Tree Planting Time on the Farm
It’s in the thirties. There’s a thin layer of snow and ice on much of the ground. And yet we must plant our trees. Tree planting work was in the forecast for us today, cold or not! On went layers of clothing and gloves and out we went to take care of our new trees.
How We Plant Our Trees
We have 10 Colorado Blue Spruce to plant on our tree farm. They came in a bag from the Arbor Day Society, tiny little things about 10 inches tall but with good roots. The Arbor Day Society sends them in a bag with a stork picture on it. How cute is that?
Once the baby trees get here, we must plant them within a day or so. The instructions that came from the Arbor Day Society instruct us that if we can’t plant immediately, the trees must still be heeled in, or planted in a shallow trench and moved later.
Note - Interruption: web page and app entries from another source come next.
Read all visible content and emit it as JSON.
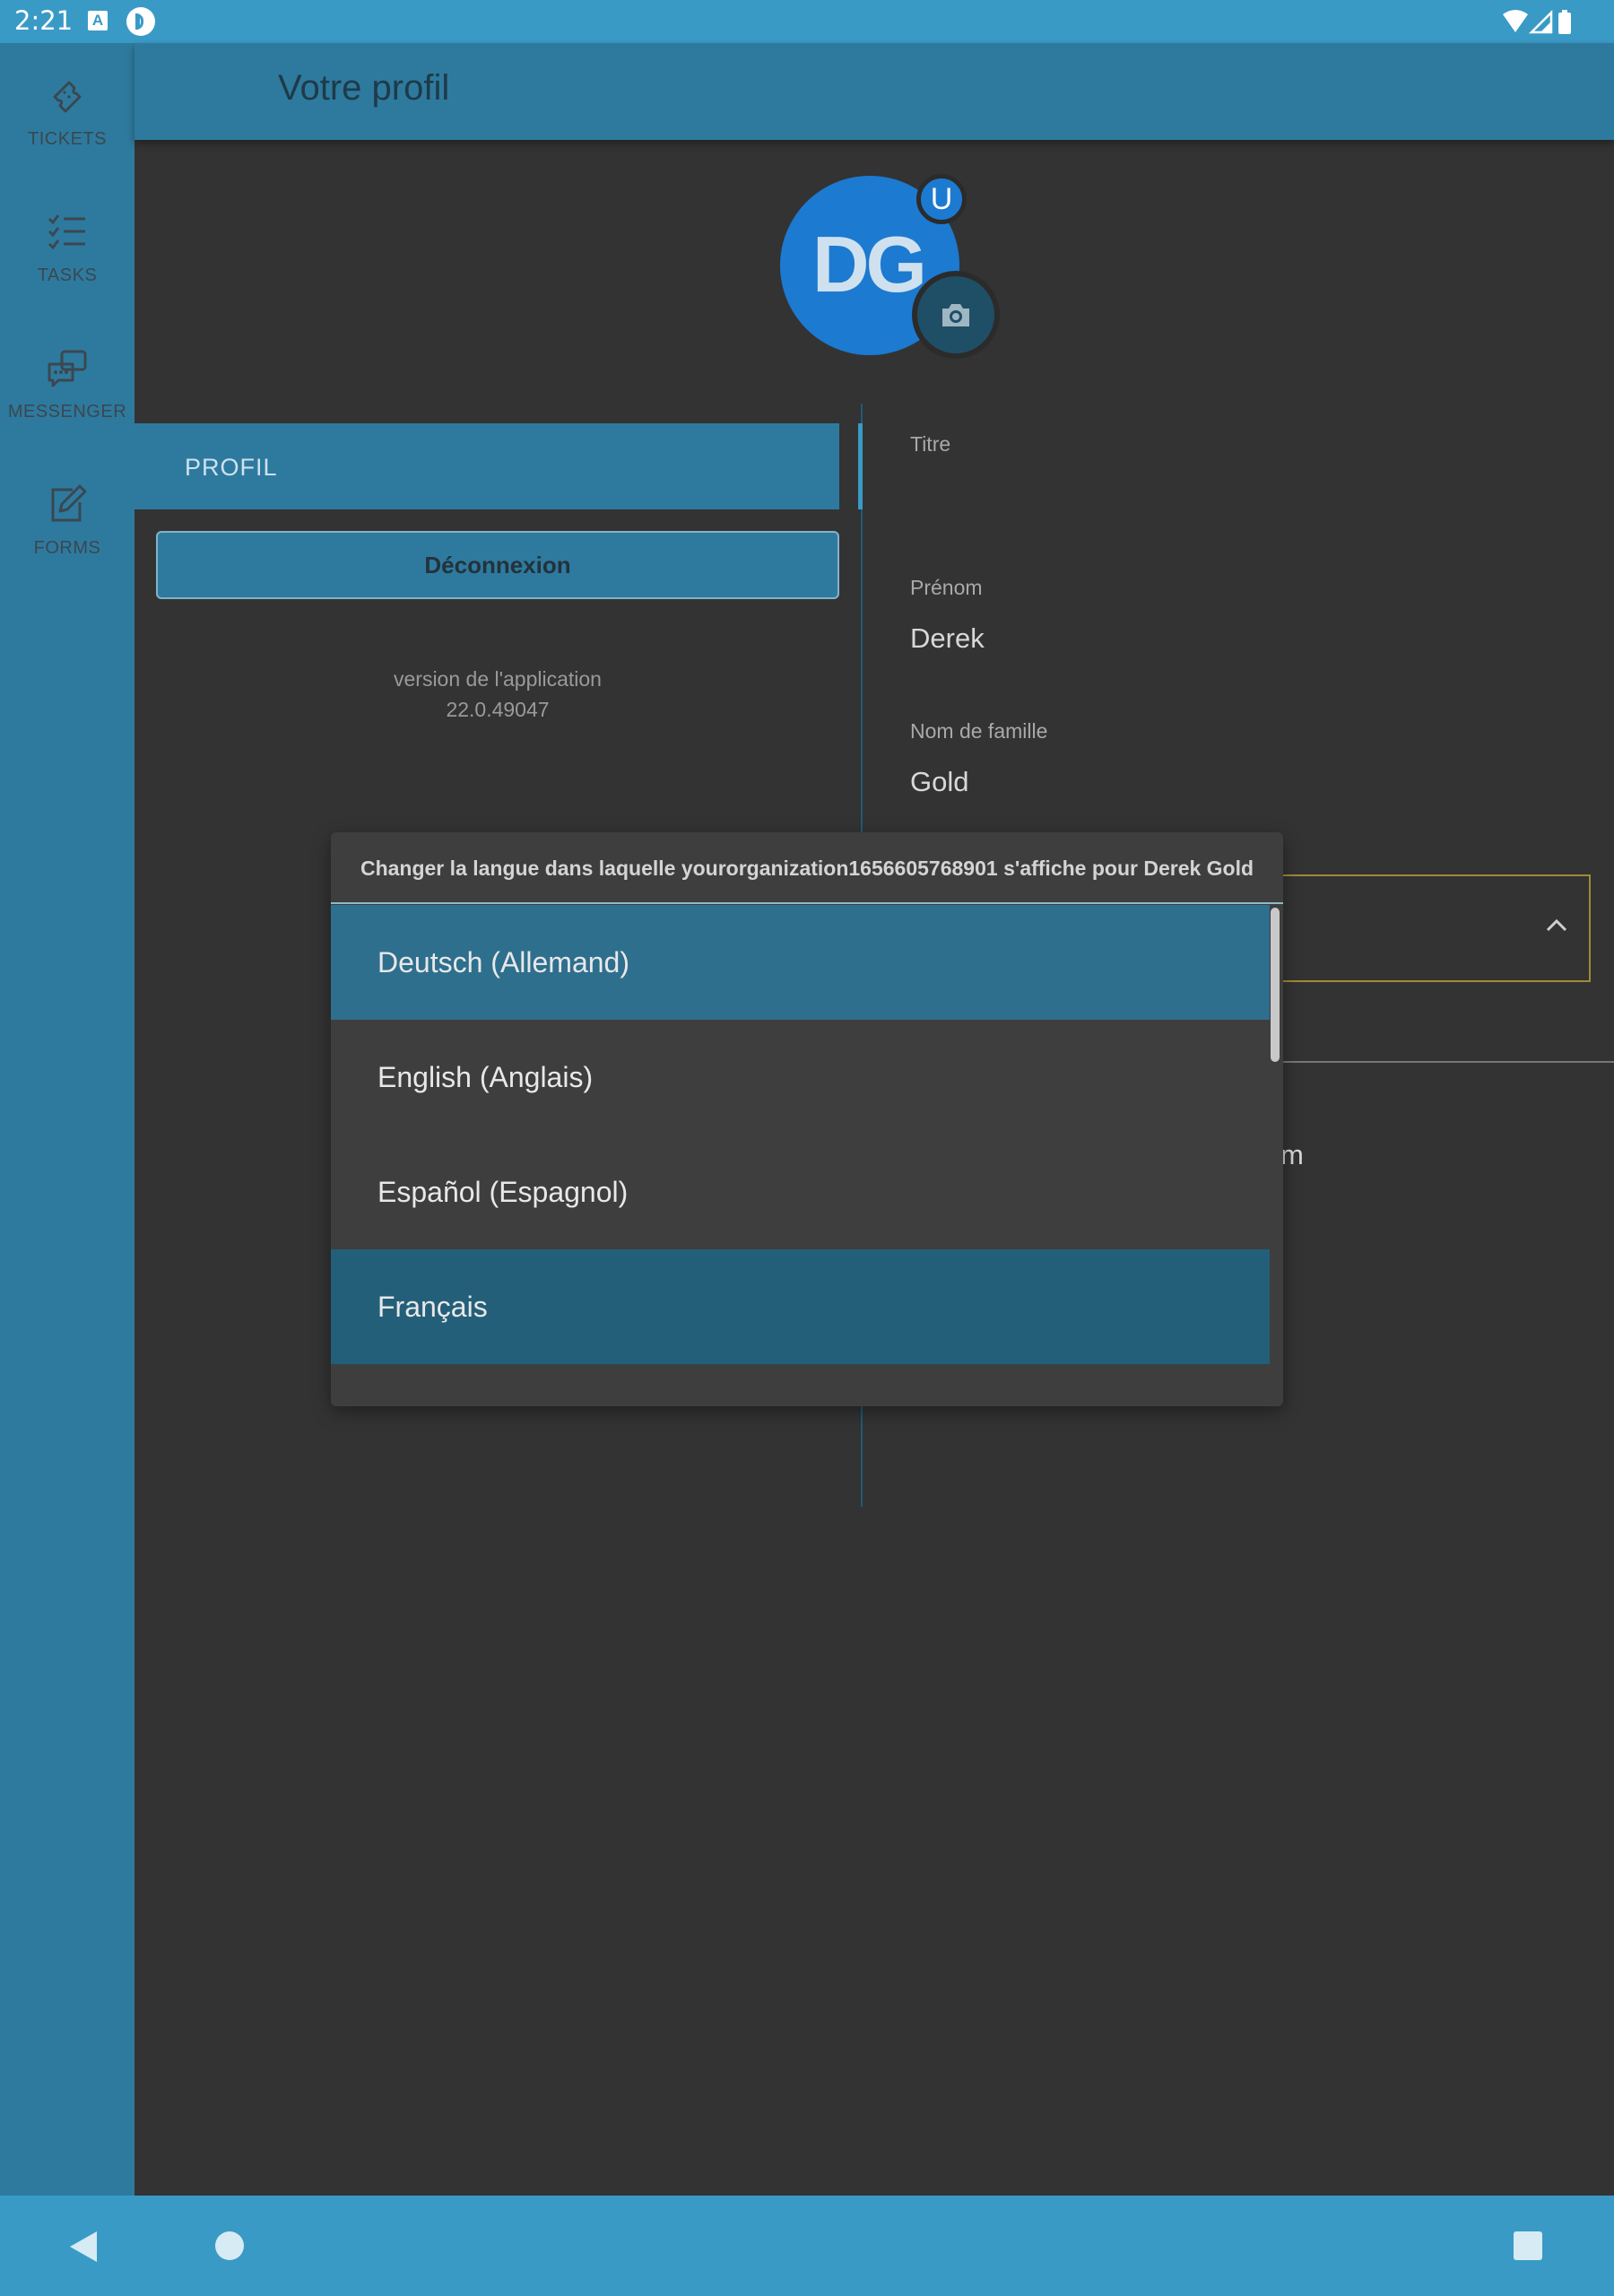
{
  "status_bar": {
    "time": "2:21",
    "notif_icons": [
      "a-box-icon",
      "app-notification-icon"
    ],
    "right_icons": [
      "wifi-icon",
      "signal-icon",
      "battery-icon"
    ]
  },
  "rail": {
    "items": [
      {
        "label": "TICKETS",
        "icon": "ticket-icon"
      },
      {
        "label": "TASKS",
        "icon": "checklist-icon"
      },
      {
        "label": "MESSENGER",
        "icon": "chat-icon"
      },
      {
        "label": "FORMS",
        "icon": "edit-icon"
      }
    ]
  },
  "header": {
    "title": "Votre profil"
  },
  "avatar": {
    "initials": "DG",
    "badge": "U"
  },
  "left_panel": {
    "tab_label": "PROFIL",
    "logout_label": "Déconnexion",
    "version_label": "version de l'application",
    "version_number": "22.0.49047"
  },
  "form": {
    "titre_label": "Titre",
    "prenom_label": "Prénom",
    "prenom_value": "Derek",
    "nom_label": "Nom de famille",
    "nom_value": "Gold",
    "partial_text": "m"
  },
  "language_popup": {
    "title": "Changer la langue dans laquelle yourorganization1656605768901 s'affiche pour Derek Gold",
    "options": [
      {
        "label": "Deutsch (Allemand)",
        "state": "highlighted"
      },
      {
        "label": "English (Anglais)",
        "state": "normal"
      },
      {
        "label": "Español (Espagnol)",
        "state": "normal"
      },
      {
        "label": "Français",
        "state": "selected"
      }
    ]
  },
  "colors": {
    "accent": "#2e7a9e",
    "status_bar": "#3a9ac6",
    "background": "#333333",
    "avatar": "#1c7ad1"
  }
}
We tried that one year and lost all the trees, so this year – snow or no snow, cold or not – we’re out there planting trees.
In the morning, we bring the trees in from the cold garage into the warm house. We place them in a basin of warm water to rinse off the solution they’re shipped in, a gel-like material that keeps them moist. Here are the trees sitting on the drainboard in my kitchen (!).
Time to plant the trees. First thing’s first – the dog must be on guard. Shadow finds a spot of grass without snow and settles in to watch our backs while we work!
Luckily, the ground is soft. John digs the hole with the pick axe. We use an axe like this instead of a shovel because our land has a lot of rocks under the soil, some quite large. We’ve learned by experience that the pick axe has a good pointy end to wedge up any rocks lurking under the soil.
My job is to use the old metal pails to fetch compost. I bring over two at a time. As one of us holds the tree in place, the other person fills in the rich black compost. You can see how the soils contrast; the red clay with loam mixed in, and then our black compost.
I pour water around the trees and we tamp down the compost. The green metal stakes mark the tiny trees so we don’t step on them or run them over with the lawn mower.
We will know by this time next year if these babies make it or not. The first year, they spend most of their energy putting down roots. The second year, as we can see from trees planted in 2008, they add lots of nice side branches and grow up a few inches. It is hard to imagine that these tender babies will one day be soaring, gorgeous Colorado Blue Spruce standing in the field!
Jeanne Grunert is a certified Virginia Master Gardener and the author of several gardening books. Her garden articles, photographs, and interviews have been featured in The Herb Companion, Virginia Gardener, and Cultivate, the magazine of the National Farm Bureau. She is the founder of The Christian Herbalists group and a popular local lecturer on culinary herbs and herbs for health, raised bed gardening, and horticulture therapy.